So people could see her sister, Augusta High School senior Kay Robinson, as she looked, with a layered haircut and those big glasses people wore in 1979, just months before she died. So people could contrast the face of the young woman who never aged — because her life ended abruptly — with the face of the man whose hair has grayed and receded after decades behind prison walls.
That’s where Colvin wants to keep Allen R. Jordan, who is 56 now.
Colvin and another sister, Sue Jones, are gathering hundreds of signatures of people who oppose Jordan’s possible release from prison. They don’t expect to learn the decision until next month. On Tuesday, the state Prisoner Review Board will allow the public to comment on Jordan and other inmates who are eligible to be considered for parole. The session will be from 11 a.m. to 1 p.m. on the third floor, Room 3080, in the Finney State Office Building, 230 E. William, in downtown Wichita.
Robinson was born nine years after Colvin. By the time Robinson was in high school, Colvin was helping her get dressed and made up for prom and homecoming. To Colvin, Robinson was mature beyond her years but still a kid. She was killed on May 8, 1979. About two weeks before, Robinson played hooky, and the two sisters talked about the fragility of life and about rape and how they would handle it.
“She said, ‘I’ll fight like hell,’ ” Colvin said. “I think she did just exactly what she told me she was going to do. She fought like hell, and she didn’t win.”
One night, about two weeks before Robinson would have graduated from high school, she didn’t come home. Her boyfriend found her nude body, covered in blood, after he returned to his apartment after working a second-shift job. Her throat bore deep, slashing cuts. Authorities said she had been raped. Her glasses lay beside her.
The prosecutor said that Jordan, who at the time of the killing was on parole for robbery, left prints on Robinson’s glasses, according to newspaper articles. Jordan received essentially a life sentence after being convicted of first-degree murder, rape and aggravated burglary. A second man also was convicted in the killing, but the Kansas Supreme Court later set aside the verdict against the second man, said Jones, Robinson’s oldest sister.

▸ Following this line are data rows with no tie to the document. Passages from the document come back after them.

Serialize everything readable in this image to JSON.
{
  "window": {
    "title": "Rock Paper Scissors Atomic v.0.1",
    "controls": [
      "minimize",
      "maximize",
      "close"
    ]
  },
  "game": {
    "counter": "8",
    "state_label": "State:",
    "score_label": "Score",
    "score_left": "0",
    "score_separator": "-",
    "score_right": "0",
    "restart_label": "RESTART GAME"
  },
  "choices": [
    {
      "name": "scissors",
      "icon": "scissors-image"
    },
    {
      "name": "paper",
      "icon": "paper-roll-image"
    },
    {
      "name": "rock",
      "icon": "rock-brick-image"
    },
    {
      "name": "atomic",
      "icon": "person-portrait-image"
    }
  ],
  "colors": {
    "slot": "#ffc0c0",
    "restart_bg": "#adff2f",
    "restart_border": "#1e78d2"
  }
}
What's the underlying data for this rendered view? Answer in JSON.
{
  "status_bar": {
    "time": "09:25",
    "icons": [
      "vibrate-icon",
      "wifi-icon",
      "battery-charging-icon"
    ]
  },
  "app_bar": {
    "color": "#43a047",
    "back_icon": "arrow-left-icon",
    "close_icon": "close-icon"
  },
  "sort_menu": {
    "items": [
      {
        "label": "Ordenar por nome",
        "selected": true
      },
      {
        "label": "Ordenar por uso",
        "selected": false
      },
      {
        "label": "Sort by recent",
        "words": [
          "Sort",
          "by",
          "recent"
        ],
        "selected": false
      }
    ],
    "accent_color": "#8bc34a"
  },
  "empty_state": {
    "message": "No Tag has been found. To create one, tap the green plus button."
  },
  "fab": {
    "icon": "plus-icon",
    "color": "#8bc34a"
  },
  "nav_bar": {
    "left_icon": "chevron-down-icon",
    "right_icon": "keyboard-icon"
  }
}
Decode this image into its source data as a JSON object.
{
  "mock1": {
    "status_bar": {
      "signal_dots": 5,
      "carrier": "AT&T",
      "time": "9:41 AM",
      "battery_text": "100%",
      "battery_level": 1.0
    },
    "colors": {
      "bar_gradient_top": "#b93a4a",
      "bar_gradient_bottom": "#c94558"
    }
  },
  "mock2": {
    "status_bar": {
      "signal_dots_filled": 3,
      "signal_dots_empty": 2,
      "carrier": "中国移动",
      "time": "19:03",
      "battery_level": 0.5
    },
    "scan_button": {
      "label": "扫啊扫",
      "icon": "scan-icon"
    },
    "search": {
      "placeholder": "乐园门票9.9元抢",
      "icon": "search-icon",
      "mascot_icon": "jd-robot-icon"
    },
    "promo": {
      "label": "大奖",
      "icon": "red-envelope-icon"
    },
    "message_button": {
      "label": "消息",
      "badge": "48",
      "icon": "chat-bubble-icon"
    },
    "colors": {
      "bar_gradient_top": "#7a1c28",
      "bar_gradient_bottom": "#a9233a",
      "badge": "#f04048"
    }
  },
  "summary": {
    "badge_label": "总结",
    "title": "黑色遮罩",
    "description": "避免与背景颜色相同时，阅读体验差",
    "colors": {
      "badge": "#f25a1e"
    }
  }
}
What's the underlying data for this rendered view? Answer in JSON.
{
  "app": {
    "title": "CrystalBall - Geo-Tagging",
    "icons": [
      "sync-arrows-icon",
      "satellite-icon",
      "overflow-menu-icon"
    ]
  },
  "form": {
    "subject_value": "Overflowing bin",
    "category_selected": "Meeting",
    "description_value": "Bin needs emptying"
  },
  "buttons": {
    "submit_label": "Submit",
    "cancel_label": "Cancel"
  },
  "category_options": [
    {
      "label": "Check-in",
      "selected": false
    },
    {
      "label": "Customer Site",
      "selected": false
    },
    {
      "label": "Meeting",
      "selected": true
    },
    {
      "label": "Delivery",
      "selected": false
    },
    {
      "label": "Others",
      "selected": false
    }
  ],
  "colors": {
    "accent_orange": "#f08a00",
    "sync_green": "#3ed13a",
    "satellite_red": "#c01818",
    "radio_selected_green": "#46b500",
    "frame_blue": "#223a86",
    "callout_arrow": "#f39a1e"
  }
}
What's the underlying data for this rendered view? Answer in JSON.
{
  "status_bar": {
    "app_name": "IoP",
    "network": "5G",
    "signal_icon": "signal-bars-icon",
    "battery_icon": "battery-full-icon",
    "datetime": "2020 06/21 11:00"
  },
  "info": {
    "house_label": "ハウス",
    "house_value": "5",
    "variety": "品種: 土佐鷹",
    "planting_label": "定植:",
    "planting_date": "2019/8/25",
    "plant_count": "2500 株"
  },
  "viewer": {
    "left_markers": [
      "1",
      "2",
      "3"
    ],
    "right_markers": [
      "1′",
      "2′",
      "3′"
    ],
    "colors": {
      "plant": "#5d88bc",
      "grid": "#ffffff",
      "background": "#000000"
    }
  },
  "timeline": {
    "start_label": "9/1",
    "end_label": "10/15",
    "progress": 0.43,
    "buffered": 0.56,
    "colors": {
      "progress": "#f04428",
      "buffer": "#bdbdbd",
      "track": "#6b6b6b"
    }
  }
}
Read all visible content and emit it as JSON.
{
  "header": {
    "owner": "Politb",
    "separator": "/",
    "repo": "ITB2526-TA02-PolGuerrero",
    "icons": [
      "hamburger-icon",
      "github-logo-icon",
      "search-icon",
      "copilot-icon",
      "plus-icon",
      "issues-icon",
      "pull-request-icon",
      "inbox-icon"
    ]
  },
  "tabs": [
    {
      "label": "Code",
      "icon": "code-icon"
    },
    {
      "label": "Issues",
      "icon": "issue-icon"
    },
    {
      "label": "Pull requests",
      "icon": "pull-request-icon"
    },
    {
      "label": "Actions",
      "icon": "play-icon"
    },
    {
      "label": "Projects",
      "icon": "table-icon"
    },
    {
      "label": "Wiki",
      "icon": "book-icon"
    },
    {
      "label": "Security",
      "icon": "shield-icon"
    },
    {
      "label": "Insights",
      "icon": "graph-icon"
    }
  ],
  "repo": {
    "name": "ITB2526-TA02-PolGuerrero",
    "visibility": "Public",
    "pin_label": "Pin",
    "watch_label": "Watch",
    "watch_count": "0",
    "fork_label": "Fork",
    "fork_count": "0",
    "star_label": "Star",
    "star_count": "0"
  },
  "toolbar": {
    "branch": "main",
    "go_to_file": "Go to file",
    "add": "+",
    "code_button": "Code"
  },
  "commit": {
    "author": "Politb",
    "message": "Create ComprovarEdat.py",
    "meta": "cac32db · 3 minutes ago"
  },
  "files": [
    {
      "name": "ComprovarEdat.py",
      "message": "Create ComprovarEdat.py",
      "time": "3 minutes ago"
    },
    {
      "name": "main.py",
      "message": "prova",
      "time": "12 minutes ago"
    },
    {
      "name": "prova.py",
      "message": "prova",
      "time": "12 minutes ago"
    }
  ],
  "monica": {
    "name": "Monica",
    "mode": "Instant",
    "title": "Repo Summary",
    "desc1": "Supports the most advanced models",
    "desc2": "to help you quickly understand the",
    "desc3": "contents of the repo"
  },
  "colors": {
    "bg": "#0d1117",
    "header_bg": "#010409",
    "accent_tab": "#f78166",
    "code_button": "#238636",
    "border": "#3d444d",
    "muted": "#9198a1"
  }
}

Jones and Colvin maintain that the evidence indicated it took two people to commit the crimes against their younger sister.
Colvin was 27 with two small children at the time of her sister’s killing. She says the anger and depression she felt took away two years of her life. “I was so angry that somebody this young and this delightful” was killed so violently.
Colvin, who had often done her sister’s makeup for special occasions, insisted on doing it for the viewing.
She wanted her sister’s body to be touched by someone who loved her.
Colvin insisted on seeing the autopsy photos. She felt she had to see them so she could endure some of the pain her sister suffered.
Later, she wished she hadn’t seen the photos, “because they’re there in my head.”
Jones said her sister’s death prompted her parents, Stanley and Pat Robinson, to move to Colorado from Augusta, where her father owned Robinson Electric. In Colorado, the couple started a Parents of Murdered Children chapter, and eventually Pat Robinson was speaking to inmates in Colorado and elsewhere about how their crimes affected a lot of people, not just them and their victims.
Five years ago, before Pat Robinson died, she met with Jordan at the El Dorado prison, Jones said.
“She wanted to sit down across the table from him and ask him, ‘Why?’ ”
Jones said her mother “actually forgave him that day. … She said he cried. … I don’t care if he cried.”
Tuesday’s hearing will be the third time Jordan has been considered for parole.
Colvin said the family has been left with the impression that there is a chance that Jordan could be released.
Jones noted that Jordan has a long disciplinary record while in prison. “He’s not been a good, model prisoner at all.”
“I would be very fearful of him coming out,” Colvin said.